Abstract Environmental conditions in early life are known to have impacts on later health outcomes, but causal mechanisms and potential remedies have been difficult to discern. This paper uses the Nepal Demographic and Health Surveys of 2006 and 2011, combined with earlier NASA satellite observations of variation in the Normalized Difference Vegetation Index (NDVI) at each child’s location and time of birth to identify the trimesters of gestation and periods of infancy when climate variation is linked to attained height later in life. We find Continue reading →
Abstract- Objectives: Describe the prevalence of anemia in Nepali non-pregnant women of reproductive age by agroecological zone and potential risk factors.
This poster is a result of Edgar Agaba’s ALE-(Applied Learning Experience) research work that was completed last year in Uganda’s 2 districts of Lira and Kisoro.
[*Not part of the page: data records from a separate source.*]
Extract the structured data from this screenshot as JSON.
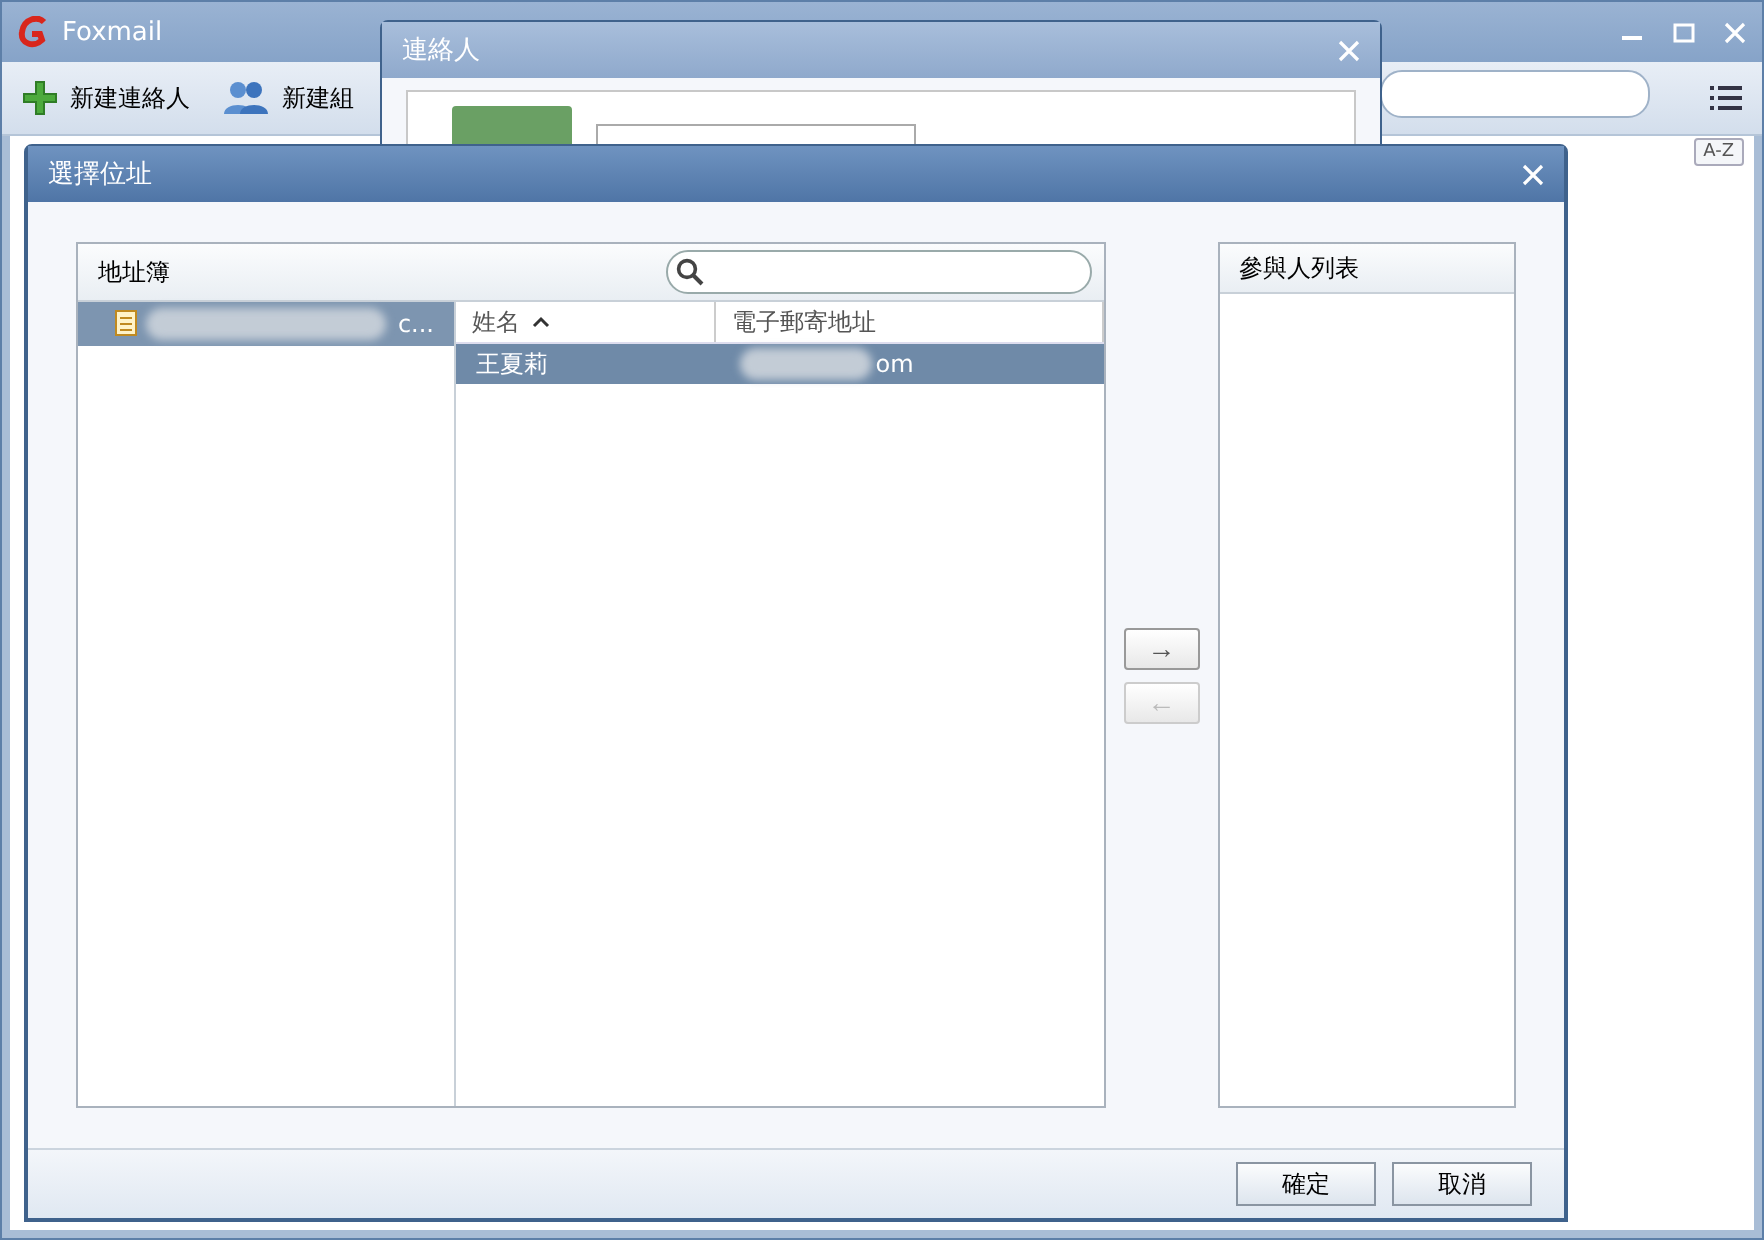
{
  "main_window": {
    "title": "Foxmail",
    "toolbar": [
      {
        "label": "新建連絡人",
        "kind": "add"
      },
      {
        "label": "新建組",
        "kind": "group"
      }
    ],
    "sort_button": "A-Z"
  },
  "contacts_dialog": {
    "title": "連絡人"
  },
  "select_dialog": {
    "title": "選擇位址",
    "address_book": {
      "title": "地址簿",
      "tree": [
        {
          "label": "c...",
          "selected": true
        }
      ]
    },
    "table": {
      "columns": [
        {
          "label": "姓名",
          "sorted": true
        },
        {
          "label": "電子郵寄地址",
          "sorted": false
        }
      ],
      "rows": [
        {
          "name": "王夏莉",
          "email": "om",
          "selected": true
        }
      ]
    },
    "add_button": {
      "label": "→",
      "disabled": false
    },
    "remove_button": {
      "label": "←",
      "disabled": true
    },
    "participants": {
      "title": "參與人列表"
    },
    "buttons": [
      "確定",
      "取消"
    ]
  }
}
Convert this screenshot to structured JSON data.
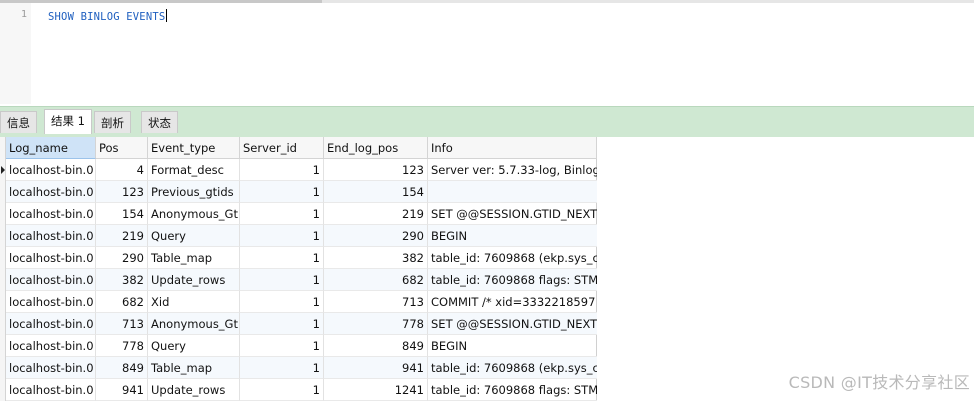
{
  "editor": {
    "line_number": "1",
    "query": "SHOW BINLOG EVENTS"
  },
  "tabs": [
    {
      "label": "信息",
      "active": false
    },
    {
      "label": "结果 1",
      "active": true
    },
    {
      "label": "剖析",
      "active": false
    },
    {
      "label": "状态",
      "active": false
    }
  ],
  "grid": {
    "columns": [
      "Log_name",
      "Pos",
      "Event_type",
      "Server_id",
      "End_log_pos",
      "Info"
    ],
    "rows": [
      [
        "localhost-bin.0",
        "4",
        "Format_desc",
        "1",
        "123",
        "Server ver: 5.7.33-log, Binlog"
      ],
      [
        "localhost-bin.0",
        "123",
        "Previous_gtids",
        "1",
        "154",
        ""
      ],
      [
        "localhost-bin.0",
        "154",
        "Anonymous_Gti",
        "1",
        "219",
        "SET @@SESSION.GTID_NEXT"
      ],
      [
        "localhost-bin.0",
        "219",
        "Query",
        "1",
        "290",
        "BEGIN"
      ],
      [
        "localhost-bin.0",
        "290",
        "Table_map",
        "1",
        "382",
        "table_id: 7609868 (ekp.sys_cl"
      ],
      [
        "localhost-bin.0",
        "382",
        "Update_rows",
        "1",
        "682",
        "table_id: 7609868 flags: STM"
      ],
      [
        "localhost-bin.0",
        "682",
        "Xid",
        "1",
        "713",
        "COMMIT /* xid=3332218597"
      ],
      [
        "localhost-bin.0",
        "713",
        "Anonymous_Gti",
        "1",
        "778",
        "SET @@SESSION.GTID_NEXT"
      ],
      [
        "localhost-bin.0",
        "778",
        "Query",
        "1",
        "849",
        "BEGIN"
      ],
      [
        "localhost-bin.0",
        "849",
        "Table_map",
        "1",
        "941",
        "table_id: 7609868 (ekp.sys_cl"
      ],
      [
        "localhost-bin.0",
        "941",
        "Update_rows",
        "1",
        "1241",
        "table_id: 7609868 flags: STM"
      ]
    ]
  },
  "watermark": "CSDN @IT技术分享社区"
}
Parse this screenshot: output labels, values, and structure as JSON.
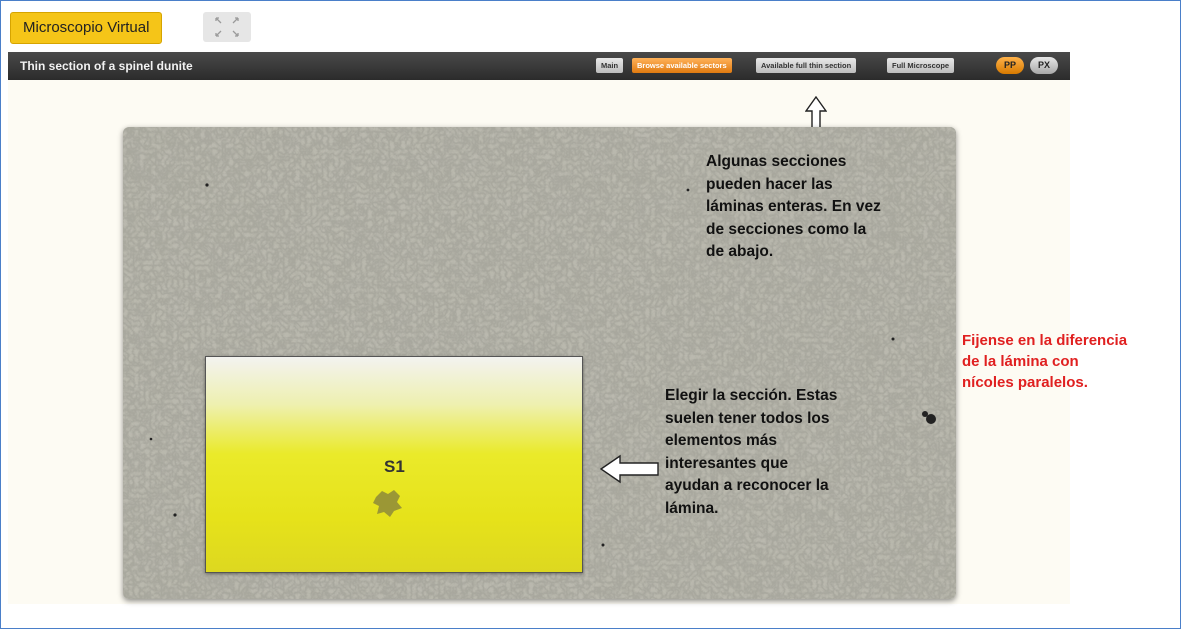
{
  "app": {
    "tab_label": "Microscopio Virtual"
  },
  "toolbar": {
    "title": "Thin section of a spinel dunite",
    "buttons": [
      {
        "label": "Main",
        "active": false
      },
      {
        "label": "Browse available sectors",
        "active": true
      },
      {
        "label": "Available full thin section",
        "active": false
      },
      {
        "label": "Full Microscope",
        "active": false
      }
    ],
    "pp_label": "PP",
    "px_label": "PX"
  },
  "sections": [
    {
      "label": "S1"
    }
  ],
  "annotations": {
    "top_note": [
      "Algunas secciones",
      "pueden hacer las",
      "láminas enteras. En vez",
      "de secciones como la",
      "de abajo."
    ],
    "side_note": [
      "Elegir la sección. Estas",
      "suelen tener todos los",
      "elementos más",
      "interesantes que",
      "ayudan a reconocer la",
      "lámina."
    ],
    "red_note": [
      "Fijense en la diferencia",
      "de la lámina con",
      "nícoles paralelos."
    ]
  },
  "colors": {
    "accent_orange": "#e07a10",
    "chip_yellow": "#f5c518",
    "note_red": "#e02020"
  },
  "icons": {
    "expand": "expand-icon",
    "arrow_up": "up-arrow-icon",
    "arrow_left": "left-arrow-icon"
  }
}
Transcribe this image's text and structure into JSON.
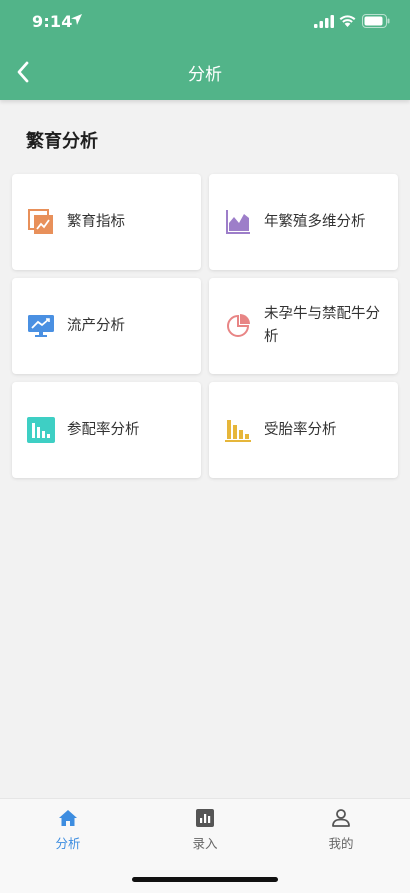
{
  "status_bar": {
    "time": "9:14"
  },
  "header": {
    "title": "分析"
  },
  "section": {
    "title": "繁育分析"
  },
  "cards": [
    {
      "label": "繁育指标",
      "icon": "breeding-index-icon",
      "color": "#e8905a"
    },
    {
      "label": "年繁殖多维分析",
      "icon": "area-chart-icon",
      "color": "#9d7ec9"
    },
    {
      "label": "流产分析",
      "icon": "monitor-trend-icon",
      "color": "#4a90e2"
    },
    {
      "label": "未孕牛与禁配牛分析",
      "icon": "pie-chart-icon",
      "color": "#e88585"
    },
    {
      "label": "参配率分析",
      "icon": "bar-chart-teal-icon",
      "color": "#3ecfc4"
    },
    {
      "label": "受胎率分析",
      "icon": "bar-chart-yellow-icon",
      "color": "#e6b63a"
    }
  ],
  "tabbar": {
    "items": [
      {
        "label": "分析",
        "icon": "home-icon",
        "active": true
      },
      {
        "label": "录入",
        "icon": "entry-chart-icon",
        "active": false
      },
      {
        "label": "我的",
        "icon": "profile-icon",
        "active": false
      }
    ]
  },
  "colors": {
    "header": "#52b489",
    "active_tab": "#3d8de0",
    "background": "#f2f2f2"
  }
}
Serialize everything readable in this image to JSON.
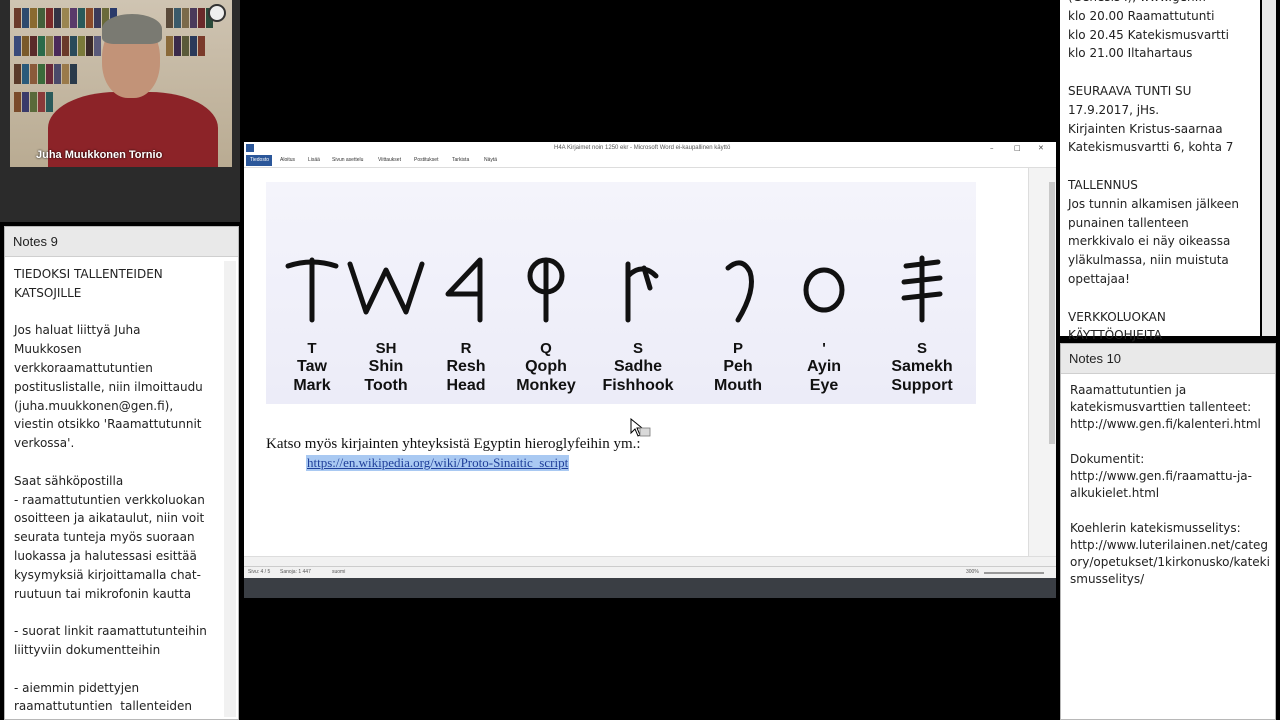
{
  "webcam": {
    "presenter_name": "Juha Muukkonen Tornio"
  },
  "notes9": {
    "title": "Notes 9",
    "text": "TIEDOKSI TALLENTEIDEN\nKATSOJILLE\n\nJos haluat liittyä Juha\nMuukkosen\nverkkoraamattutuntien\npostituslistalle, niin ilmoittaudu\n(juha.muukkonen@gen.fi),\nviestin otsikko 'Raamattutunnit\nverkossa'.\n\nSaat sähköpostilla\n- raamattutuntien verkkoluokan\nosoitteen ja aikataulut, niin voit\nseurata tunteja myös suoraan\nluokassa ja halutessasi esittää\nkysymyksiä kirjoittamalla chat-\nruutuun tai mikrofonin kautta\n\n- suorat linkit raamattutunteihin\nliittyviin dokumentteihin\n\n- aiemmin pidettyjen\nraamattutuntien  tallenteiden"
  },
  "notes_top": {
    "text": "(Genesis I), www.gen.fi\nklo 20.00 Raamattutunti\nklo 20.45 Katekismusvartti\nklo 21.00 Iltahartaus\n\nSEURAAVA TUNTI SU\n17.9.2017, jHs.\nKirjainten Kristus-saarnaa\nKatekismusvartti 6, kohta 7\n\nTALLENNUS\nJos tunnin alkamisen jälkeen\npunainen tallenteen\nmerkkivalo ei näy oikeassa\nyläkulmassa, niin muistuta\nopettajaa!\n\nVERKKOLUOKAN\nKÄYTTÖOHJEITA"
  },
  "notes10": {
    "title": "Notes 10",
    "text": "Raamattutuntien ja\nkatekismusvarttien tallenteet:\nhttp://www.gen.fi/kalenteri.html\n\nDokumentit:\nhttp://www.gen.fi/raamattu-ja-\nalkukielet.html\n\nKoehlerin katekismusselitys:\nhttp://www.luterilainen.net/categ\nory/opetukset/1kirkonusko/kateki\nsmusselitys/"
  },
  "word": {
    "title": "H4A Kirjaimet noin 1250 ekr - Microsoft Word ei-kaupallinen käyttö",
    "tabs": [
      "Tiedosto",
      "Aloitus",
      "Lisää",
      "Sivun asettelu",
      "Viittaukset",
      "Postitukset",
      "Tarkista",
      "Näytä"
    ],
    "status_page": "Sivu: 4 / 5",
    "status_words": "Sanoja: 1 447",
    "status_lang": "suomi",
    "status_zoom": "300%",
    "doc_text": "Katso myös kirjainten yhteyksistä Egyptin hieroglyfeihin ym.:",
    "doc_link": "https://en.wikipedia.org/wiki/Proto-Sinaitic_script"
  },
  "letters": [
    {
      "letter": "T",
      "name": "Taw",
      "meaning": "Mark"
    },
    {
      "letter": "SH",
      "name": "Shin",
      "meaning": "Tooth"
    },
    {
      "letter": "R",
      "name": "Resh",
      "meaning": "Head"
    },
    {
      "letter": "Q",
      "name": "Qoph",
      "meaning": "Monkey"
    },
    {
      "letter": "S",
      "name": "Sadhe",
      "meaning": "Fishhook"
    },
    {
      "letter": "P",
      "name": "Peh",
      "meaning": "Mouth"
    },
    {
      "letter": "'",
      "name": "Ayin",
      "meaning": "Eye"
    },
    {
      "letter": "S",
      "name": "Samekh",
      "meaning": "Support"
    }
  ]
}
Collaborators included MPH- ALE, JSI/SPRING Project, and the Nutrition Innovation Lab. The poster was presented at the LCIRAH Research Conference, June 03-04, 2015.
This presentation is a result of Edgar Agaba’s ALE-(Applied Learning Experience) research work that was completed last year in Uganda’s 2 districts of Lira and Kisoro. Collaborators included MPH- ALE, JSI/SPRING Project, and the Nutrition Innovation Lab. It was originally presented it to Faculty and students on Wednesday, April 29th 2015: Sackler Room 316, 4:00 – 7:30 p.m as part of the ALE Presentations.
Recent studies have found evidence of an increasing polarization between healthy and unhealthy diets, with many high income countries having diets that are becoming more healthy, while in lower income countries diets are becoming more unhealthy. However, little is known about how the changing availability of different kinds of foods at a national level may be related to both undernutrition and NCDs.
The 2014 Annual Scientific Symposium in Katmandu Nepal, Jamie Dorsey’s poster presentation entitled, “Linking Antenatal and Postnatal Care, maternal health knowledge, and behavior among women in the PoSHAN Community Studies”.
2014 Nutrition Innovation Lab’s Scientific Symposium in Kathmandu, Nepal, Poster presentation from Erin Bihel entitled, “Does amount and kind of food brought by a Household vary by indices of wealth in Nepal”
2014 Nutrition Innovation Lab’s Scientific Symposium in Kathmandu, Nepal, Poster presentation from Claire Fitch entitled, “Is diversity in agriculture production linked to dietary diversity in among Nepalese Women? Findings from the PoSHAN Community Studies”
In Nepal, despite improvements in poverty reduction and health services, malnutrition persists. 41% of children under age five are stunted, 29% of children are underweight, and 18% of women of reproductive age are malnourished1. The Government of Nepal, research institutions, and local and international non-governmental organizations (NGOs) are working to improve nutrition through nutrition-specific and nutrition-sensitive interventions such as agricultural programs that increase production, productivity and income; improving water, sanitation, and hygiene practices; and encouraging more equitable food allocation within the household2. The involvement of Continue reading →
Nepal’s burden of malnutrition and the dominance of agricultural livelihoods highlight the importance of understanding the pathways from agricultural production to nutritional outcomes and employing interventions that incorporate food production and consumption. A need for improved understanding of such pathways and the impacts of nutrition-sensitive interventions has encouraged related research initiatives in Nepal. Agriculture research has often been conducted separately from nutrition research, despite the inherent relationship between agriculture and nutrition in rural Nepal’s food-producing households and increasing recognition that agricultural production directly influences food Continue reading →